And it applies not just to those embarrassing public moments when you wish the ground in front of your feet would just split apart and lower a ladder for you to climb down while you escaped. Probably most of us have had a few moments like that from time to time, and those moments are as durable in the memories of others as a digital file saved in the cloud. Only time will blunt its effect.
1) did we really mean what we said — that is, are these unfiltered verbal eruptions off the cuff true indices to what we are thinking, what we believe about the situation(s) or person(s) in question?
2) especially in public life where, given the inevitable hostilities from some sides, the damage may well be more contagious and leveraged by the internet, should we just train ourselves to say nothing that has not been scripted, vetted and approved either by ourselves or our handlers?
Personally I would find an affirmative answer to the second point deadening. In effect, you’d have make some kind of compact with yourself to run everything by your (or your handlers’) preprocessing filters before opening your mouth, and I don’t think that would do much for your projection of an easy spontaneity in your dealings with people. You might get away with it in public – if you always, even in the heat of the moment, remembered to abide by your ‘compact’ – since your opponent could then crank up your profile as wooden. But is that how we want to be, always deliberate and guarded, around our (in Boris’ words) “nearest and dearest”?
It doesn’t sound to me as though it would make for much fun around the house.
As for the first point: well, yes, sometimes you do mean those things that suddenly come out, and, yes, sometimes they are indeed stupid, but … just as you sometimes are unfair to yourself and harsh on yourself, there are times when you are harsh on and unfair to those “nearest and dearest”, too. Doesn’t mean you don’t care about them, don’t love them, don’t wish you hadn’t said what you just did.
Taking that kind of stuff too seriously and with some kind of unforgiving resentment in the case of your closest would, I believe, result in our not ‘ever getting anywhere’ either with ourselves or with the others. Sometimes you just have to cut yourself some slack, and sometimes you have to cut others some slack when they are the ones who let fly.

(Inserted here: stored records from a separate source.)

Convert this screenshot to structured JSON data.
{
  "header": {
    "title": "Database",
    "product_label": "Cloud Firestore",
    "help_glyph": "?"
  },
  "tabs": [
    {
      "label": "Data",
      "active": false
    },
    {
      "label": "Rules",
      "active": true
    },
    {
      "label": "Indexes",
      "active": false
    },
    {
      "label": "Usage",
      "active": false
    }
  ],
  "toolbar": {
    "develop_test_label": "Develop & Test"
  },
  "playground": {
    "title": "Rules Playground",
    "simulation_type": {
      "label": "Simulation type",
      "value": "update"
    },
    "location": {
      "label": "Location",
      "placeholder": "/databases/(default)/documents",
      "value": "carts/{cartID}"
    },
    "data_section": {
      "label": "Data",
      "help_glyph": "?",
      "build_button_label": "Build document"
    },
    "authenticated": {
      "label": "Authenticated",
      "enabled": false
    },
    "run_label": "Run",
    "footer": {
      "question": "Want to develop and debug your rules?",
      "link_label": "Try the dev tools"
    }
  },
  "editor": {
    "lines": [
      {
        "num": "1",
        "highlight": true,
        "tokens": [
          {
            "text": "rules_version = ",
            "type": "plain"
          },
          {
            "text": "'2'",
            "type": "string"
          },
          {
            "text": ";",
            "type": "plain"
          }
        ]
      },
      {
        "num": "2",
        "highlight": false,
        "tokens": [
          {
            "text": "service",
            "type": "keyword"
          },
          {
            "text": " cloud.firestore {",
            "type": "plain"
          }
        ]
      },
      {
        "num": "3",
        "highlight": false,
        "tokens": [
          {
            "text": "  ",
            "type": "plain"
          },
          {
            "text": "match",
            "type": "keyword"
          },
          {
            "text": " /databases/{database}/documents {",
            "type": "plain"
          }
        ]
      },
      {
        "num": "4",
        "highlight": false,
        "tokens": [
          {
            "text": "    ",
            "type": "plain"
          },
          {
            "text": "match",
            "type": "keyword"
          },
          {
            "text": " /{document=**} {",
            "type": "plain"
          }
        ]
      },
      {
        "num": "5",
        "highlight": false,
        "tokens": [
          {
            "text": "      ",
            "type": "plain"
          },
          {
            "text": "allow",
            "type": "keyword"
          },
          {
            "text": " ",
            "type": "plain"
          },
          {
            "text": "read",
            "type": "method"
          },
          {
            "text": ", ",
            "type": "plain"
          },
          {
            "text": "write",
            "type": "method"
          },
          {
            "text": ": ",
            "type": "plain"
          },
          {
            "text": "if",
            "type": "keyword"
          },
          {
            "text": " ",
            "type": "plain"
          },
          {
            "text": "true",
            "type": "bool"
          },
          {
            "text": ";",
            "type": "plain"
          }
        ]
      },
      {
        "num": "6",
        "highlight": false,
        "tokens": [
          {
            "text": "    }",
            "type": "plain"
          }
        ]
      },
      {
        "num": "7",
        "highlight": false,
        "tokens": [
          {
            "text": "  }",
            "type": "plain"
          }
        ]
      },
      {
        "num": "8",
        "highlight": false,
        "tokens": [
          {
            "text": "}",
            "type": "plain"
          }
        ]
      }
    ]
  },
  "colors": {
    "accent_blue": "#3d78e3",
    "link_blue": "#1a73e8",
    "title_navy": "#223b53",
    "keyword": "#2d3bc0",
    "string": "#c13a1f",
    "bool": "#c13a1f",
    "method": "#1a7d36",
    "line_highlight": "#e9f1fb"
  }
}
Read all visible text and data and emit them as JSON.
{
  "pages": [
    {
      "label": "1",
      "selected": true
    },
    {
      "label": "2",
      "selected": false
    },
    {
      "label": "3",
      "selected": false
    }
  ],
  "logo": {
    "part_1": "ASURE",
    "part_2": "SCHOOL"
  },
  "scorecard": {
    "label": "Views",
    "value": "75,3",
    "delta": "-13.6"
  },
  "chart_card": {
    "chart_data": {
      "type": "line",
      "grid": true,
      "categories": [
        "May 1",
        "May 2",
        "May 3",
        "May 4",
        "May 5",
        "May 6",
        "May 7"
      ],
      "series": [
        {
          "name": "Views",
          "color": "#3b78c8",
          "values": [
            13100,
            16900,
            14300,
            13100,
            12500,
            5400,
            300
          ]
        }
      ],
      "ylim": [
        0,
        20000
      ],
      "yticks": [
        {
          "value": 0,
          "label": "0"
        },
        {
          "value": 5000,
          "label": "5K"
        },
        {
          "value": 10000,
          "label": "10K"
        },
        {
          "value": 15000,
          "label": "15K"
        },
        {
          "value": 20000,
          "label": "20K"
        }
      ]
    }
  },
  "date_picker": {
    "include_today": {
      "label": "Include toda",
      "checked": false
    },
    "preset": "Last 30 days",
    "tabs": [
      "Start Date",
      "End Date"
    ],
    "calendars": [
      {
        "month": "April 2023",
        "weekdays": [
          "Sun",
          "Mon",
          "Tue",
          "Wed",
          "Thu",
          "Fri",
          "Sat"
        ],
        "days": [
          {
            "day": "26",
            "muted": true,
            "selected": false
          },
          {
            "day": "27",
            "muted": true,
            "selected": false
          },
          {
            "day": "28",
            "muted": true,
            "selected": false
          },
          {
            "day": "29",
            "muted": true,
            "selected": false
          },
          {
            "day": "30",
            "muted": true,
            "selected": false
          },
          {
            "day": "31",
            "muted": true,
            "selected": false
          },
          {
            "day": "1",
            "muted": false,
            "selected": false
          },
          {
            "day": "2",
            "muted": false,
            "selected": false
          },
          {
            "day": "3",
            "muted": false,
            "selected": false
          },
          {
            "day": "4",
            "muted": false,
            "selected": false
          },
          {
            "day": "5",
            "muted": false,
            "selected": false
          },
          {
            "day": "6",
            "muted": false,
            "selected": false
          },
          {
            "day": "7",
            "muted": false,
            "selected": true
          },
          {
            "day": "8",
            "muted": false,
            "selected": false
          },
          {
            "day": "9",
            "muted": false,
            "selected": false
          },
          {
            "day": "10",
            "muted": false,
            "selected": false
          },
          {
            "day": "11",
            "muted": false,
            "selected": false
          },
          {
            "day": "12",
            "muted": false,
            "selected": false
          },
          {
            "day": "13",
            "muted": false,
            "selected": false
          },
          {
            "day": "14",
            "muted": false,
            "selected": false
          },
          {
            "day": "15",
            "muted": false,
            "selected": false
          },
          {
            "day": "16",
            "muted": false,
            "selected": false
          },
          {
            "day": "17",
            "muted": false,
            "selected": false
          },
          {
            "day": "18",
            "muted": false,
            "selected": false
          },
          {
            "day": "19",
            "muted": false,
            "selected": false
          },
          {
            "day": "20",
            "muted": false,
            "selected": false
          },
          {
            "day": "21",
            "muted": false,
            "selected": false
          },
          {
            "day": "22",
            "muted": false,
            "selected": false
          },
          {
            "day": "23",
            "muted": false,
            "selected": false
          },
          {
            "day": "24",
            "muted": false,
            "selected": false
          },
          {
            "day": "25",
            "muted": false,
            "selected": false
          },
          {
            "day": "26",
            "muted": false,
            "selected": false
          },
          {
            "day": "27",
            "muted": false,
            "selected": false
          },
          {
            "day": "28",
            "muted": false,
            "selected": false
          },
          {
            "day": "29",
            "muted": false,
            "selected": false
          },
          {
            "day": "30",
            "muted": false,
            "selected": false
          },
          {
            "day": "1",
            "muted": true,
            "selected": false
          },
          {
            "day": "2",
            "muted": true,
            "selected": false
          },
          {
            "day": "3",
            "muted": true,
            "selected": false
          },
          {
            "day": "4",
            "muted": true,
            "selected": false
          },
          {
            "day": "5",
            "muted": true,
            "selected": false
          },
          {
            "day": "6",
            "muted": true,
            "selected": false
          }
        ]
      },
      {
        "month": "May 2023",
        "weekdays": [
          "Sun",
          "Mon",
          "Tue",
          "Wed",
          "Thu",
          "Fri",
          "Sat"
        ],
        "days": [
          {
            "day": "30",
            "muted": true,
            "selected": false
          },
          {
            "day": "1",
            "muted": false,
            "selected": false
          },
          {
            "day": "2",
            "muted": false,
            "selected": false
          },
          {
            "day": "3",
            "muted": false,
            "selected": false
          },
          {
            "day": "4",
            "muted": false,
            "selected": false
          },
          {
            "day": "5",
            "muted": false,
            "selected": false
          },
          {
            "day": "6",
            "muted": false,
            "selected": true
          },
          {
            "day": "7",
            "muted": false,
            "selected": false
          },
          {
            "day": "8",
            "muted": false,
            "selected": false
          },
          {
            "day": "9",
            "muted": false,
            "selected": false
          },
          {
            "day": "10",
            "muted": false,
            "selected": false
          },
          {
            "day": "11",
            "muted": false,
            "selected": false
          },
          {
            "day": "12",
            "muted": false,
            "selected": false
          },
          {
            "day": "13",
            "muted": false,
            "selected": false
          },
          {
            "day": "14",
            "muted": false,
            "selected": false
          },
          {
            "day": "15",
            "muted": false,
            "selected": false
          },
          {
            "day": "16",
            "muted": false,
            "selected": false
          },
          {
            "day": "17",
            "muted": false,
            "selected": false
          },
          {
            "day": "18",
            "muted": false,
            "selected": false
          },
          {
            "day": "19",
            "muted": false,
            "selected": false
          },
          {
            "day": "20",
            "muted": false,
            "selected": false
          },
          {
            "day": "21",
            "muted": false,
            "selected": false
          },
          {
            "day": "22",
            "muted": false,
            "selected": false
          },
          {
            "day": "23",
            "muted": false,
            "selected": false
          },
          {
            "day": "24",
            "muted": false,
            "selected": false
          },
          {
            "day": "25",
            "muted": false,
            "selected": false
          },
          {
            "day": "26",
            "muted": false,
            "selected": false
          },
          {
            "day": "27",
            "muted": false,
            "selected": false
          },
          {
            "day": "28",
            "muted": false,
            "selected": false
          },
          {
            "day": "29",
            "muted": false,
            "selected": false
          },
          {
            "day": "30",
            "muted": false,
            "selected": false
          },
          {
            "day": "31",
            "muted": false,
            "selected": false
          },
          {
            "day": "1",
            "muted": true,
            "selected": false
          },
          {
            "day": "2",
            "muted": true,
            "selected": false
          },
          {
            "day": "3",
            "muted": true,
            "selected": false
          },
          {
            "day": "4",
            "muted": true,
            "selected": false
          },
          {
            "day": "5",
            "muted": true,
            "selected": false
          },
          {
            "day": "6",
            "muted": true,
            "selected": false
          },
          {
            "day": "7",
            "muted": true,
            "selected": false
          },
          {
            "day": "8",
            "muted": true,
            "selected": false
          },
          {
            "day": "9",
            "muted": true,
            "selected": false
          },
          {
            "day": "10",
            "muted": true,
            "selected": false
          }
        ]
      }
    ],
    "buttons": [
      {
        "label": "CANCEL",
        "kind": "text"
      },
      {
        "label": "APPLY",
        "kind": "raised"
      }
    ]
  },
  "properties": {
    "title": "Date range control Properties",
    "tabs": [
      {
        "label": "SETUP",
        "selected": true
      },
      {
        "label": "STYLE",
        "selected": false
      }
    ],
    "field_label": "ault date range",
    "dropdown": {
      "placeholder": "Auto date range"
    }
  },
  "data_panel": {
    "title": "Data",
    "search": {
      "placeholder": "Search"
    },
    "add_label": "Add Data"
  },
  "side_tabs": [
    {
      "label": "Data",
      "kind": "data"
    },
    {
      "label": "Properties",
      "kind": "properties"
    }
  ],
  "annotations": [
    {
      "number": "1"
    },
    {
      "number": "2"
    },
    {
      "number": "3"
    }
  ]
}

Who promised any of us an eternal idyll in a blandly non-confrontational rose garden?